** PROBLEM DESCRIPTION **
Please copy the records exactly as they appear, with all pictures left out.

<<<<

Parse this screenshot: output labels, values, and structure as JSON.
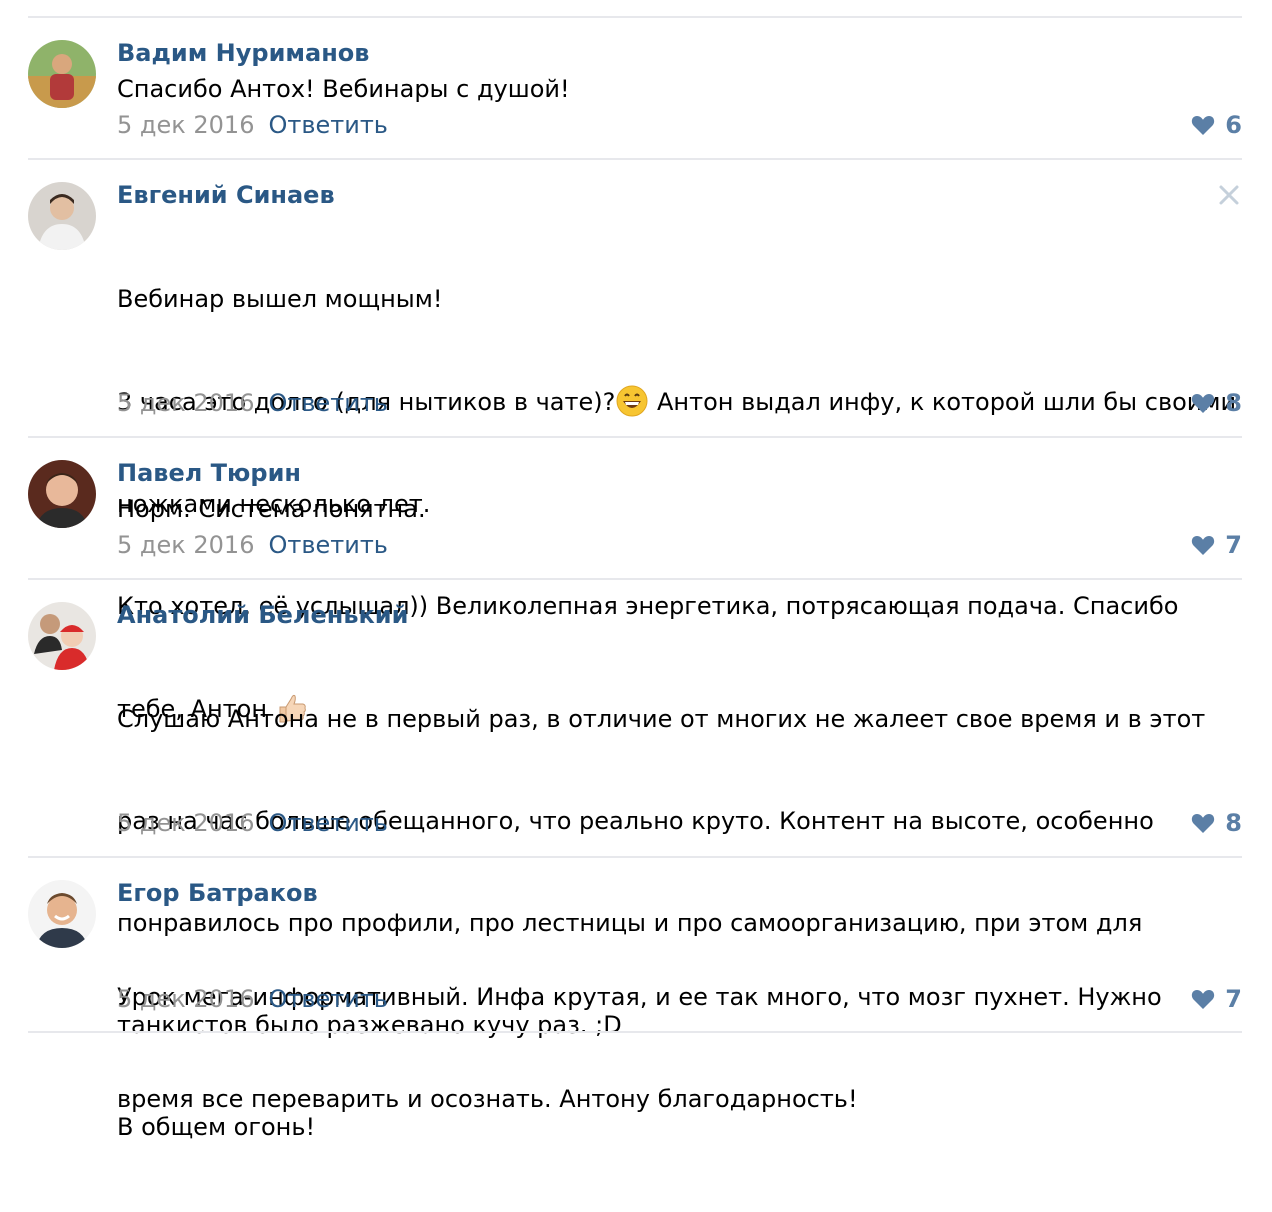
{
  "comments": [
    {
      "author": "Вадим Нуриманов",
      "avatar_icon": "user-avatar",
      "text_lines": [
        "Спасибо Антох! Вебинары с душой!"
      ],
      "date": "5 дек 2016",
      "reply_label": "Ответить",
      "likes": "6",
      "avatar_colors": [
        "#c9a45a",
        "#4a7a3a"
      ]
    },
    {
      "author": "Евгений Синаев",
      "avatar_icon": "user-avatar",
      "line1": "Вебинар вышел мощным!",
      "line2_a": "3 часа это долго (для нытиков в чате)?",
      "line2_b": " Антон выдал инфу, к которой шли бы своими",
      "line3": "ножками несколько лет.",
      "line4": "Кто хотел, её услышал)) Великолепная энергетика, потрясающая подача. Спасибо",
      "line5": "тебе, Антон ",
      "emoji_1": "grinning-face-icon",
      "emoji_2": "thumbs-up-icon",
      "date": "5 дек 2016",
      "reply_label": "Ответить",
      "likes": "8",
      "close_icon": "close-icon"
    },
    {
      "author": "Павел Тюрин",
      "avatar_icon": "user-avatar",
      "text_lines": [
        "Норм. Система понятна."
      ],
      "date": "5 дек 2016",
      "reply_label": "Ответить",
      "likes": "7"
    },
    {
      "author": "Анатолий Беленький",
      "avatar_icon": "user-avatar",
      "text_lines": [
        "Слушаю Антона не в первый раз, в отличие от многих не жалеет свое время и в этот",
        "раз на час больше обещанного, что реально круто. Контент на высоте, особенно",
        "понравилось про профили, про лестницы и про самоорганизацию, при этом для",
        "танкистов было разжевано кучу раз. ;D",
        "В общем огонь!"
      ],
      "date": "5 дек 2016",
      "reply_label": "Ответить",
      "likes": "8"
    },
    {
      "author": "Егор Батраков",
      "avatar_icon": "user-avatar",
      "text_lines": [
        "Урок мега-информативный. Инфа крутая, и ее так много, что мозг пухнет. Нужно",
        "время все переварить и осознать. Антону благодарность!"
      ],
      "date": "5 дек 2016",
      "reply_label": "Ответить",
      "likes": "7"
    }
  ],
  "colors": {
    "author": "#2a5885",
    "date": "#939393",
    "like": "#5b7fa6",
    "divider": "#e7e8ec"
  },
  "like_icon": "heart-icon"
}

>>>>

** SOLUTION **
Parse this screenshot: output labels, values, and structure as JSON.
{
  "comments": [
    {
      "author": "Вадим Нуриманов",
      "avatar_icon": "user-avatar",
      "text_lines": [
        "Спасибо Антох! Вебинары с душой!"
      ],
      "date": "5 дек 2016",
      "reply_label": "Ответить",
      "likes": "6",
      "avatar_colors": [
        "#c9a45a",
        "#4a7a3a"
      ]
    },
    {
      "author": "Евгений Синаев",
      "avatar_icon": "user-avatar",
      "line1": "Вебинар вышел мощным!",
      "line2_a": "3 часа это долго (для нытиков в чате)?",
      "line2_b": " Антон выдал инфу, к которой шли бы своими",
      "line3": "ножками несколько лет.",
      "line4": "Кто хотел, её услышал)) Великолепная энергетика, потрясающая подача. Спасибо",
      "line5": "тебе, Антон ",
      "emoji_1": "grinning-face-icon",
      "emoji_2": "thumbs-up-icon",
      "date": "5 дек 2016",
      "reply_label": "Ответить",
      "likes": "8",
      "close_icon": "close-icon"
    },
    {
      "author": "Павел Тюрин",
      "avatar_icon": "user-avatar",
      "text_lines": [
        "Норм. Система понятна."
      ],
      "date": "5 дек 2016",
      "reply_label": "Ответить",
      "likes": "7"
    },
    {
      "author": "Анатолий Беленький",
      "avatar_icon": "user-avatar",
      "text_lines": [
        "Слушаю Антона не в первый раз, в отличие от многих не жалеет свое время и в этот",
        "раз на час больше обещанного, что реально круто. Контент на высоте, особенно",
        "понравилось про профили, про лестницы и про самоорганизацию, при этом для",
        "танкистов было разжевано кучу раз. ;D",
        "В общем огонь!"
      ],
      "date": "5 дек 2016",
      "reply_label": "Ответить",
      "likes": "8"
    },
    {
      "author": "Егор Батраков",
      "avatar_icon": "user-avatar",
      "text_lines": [
        "Урок мега-информативный. Инфа крутая, и ее так много, что мозг пухнет. Нужно",
        "время все переварить и осознать. Антону благодарность!"
      ],
      "date": "5 дек 2016",
      "reply_label": "Ответить",
      "likes": "7"
    }
  ],
  "colors": {
    "author": "#2a5885",
    "date": "#939393",
    "like": "#5b7fa6",
    "divider": "#e7e8ec"
  },
  "like_icon": "heart-icon"
}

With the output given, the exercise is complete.